No, we’re not referring to the latest episode of Law & Order: Special Victims Unit. Rather, it’s the USA Today sports section, which contained more cheesy headlines than usual yesterday.
Since the literary device known as alliteration is typically covered by the fourth grade – the same as the USA Today’s reading level – it’s typically one of the favorite tools in the USA Today headline writer’s belt.
By definition, alliteration involves repetition.
Apparently, yesterday’s USA Today was sponsored by the letter “F”. The real question is, however: Does Phil feel lucky?
Another staple of the USA Today headline writer is the lame pun. As you know, the women’s World Cup is going on right now. Okay, so you didn’t know. Well, just trust me, it is. That’s why you haven’t seen SportsCenter in over a week. And as a result, the following headline shouldn’t come as a shock:
You see, the object of soccer is to score goals. But that doesn’t mean a soccer player can’t have other goals, such as winning…ah, forget it.
Sometimes a headline that simply states the obvious can be the most attention-grabbing.
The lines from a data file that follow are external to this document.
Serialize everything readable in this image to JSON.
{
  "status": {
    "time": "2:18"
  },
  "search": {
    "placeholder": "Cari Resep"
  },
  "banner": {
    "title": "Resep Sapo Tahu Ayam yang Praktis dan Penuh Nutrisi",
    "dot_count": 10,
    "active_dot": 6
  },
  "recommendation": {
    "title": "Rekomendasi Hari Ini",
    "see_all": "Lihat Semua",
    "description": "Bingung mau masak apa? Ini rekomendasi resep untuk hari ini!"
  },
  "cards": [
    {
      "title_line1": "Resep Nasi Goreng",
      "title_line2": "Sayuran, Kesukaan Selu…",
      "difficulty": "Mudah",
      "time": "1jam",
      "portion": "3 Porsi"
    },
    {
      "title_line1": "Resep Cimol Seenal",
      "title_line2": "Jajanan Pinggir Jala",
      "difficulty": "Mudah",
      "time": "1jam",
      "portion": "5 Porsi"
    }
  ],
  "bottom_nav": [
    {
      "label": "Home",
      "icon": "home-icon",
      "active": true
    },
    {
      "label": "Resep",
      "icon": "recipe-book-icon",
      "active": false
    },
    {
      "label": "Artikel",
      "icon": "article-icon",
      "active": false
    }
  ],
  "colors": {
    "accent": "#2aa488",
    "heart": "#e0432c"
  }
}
With the NBA lockout commencing at just after midnight today, one USA Today headline writer summed up the situation nicely:
Wow, that’s some tremendous insight there. Why yes, if only the NBA players and owners could learn what most of us did by fourth grade, there would be no need for a lockout.
And by that I mean how to write a really kick-ass headline that uses alliteration.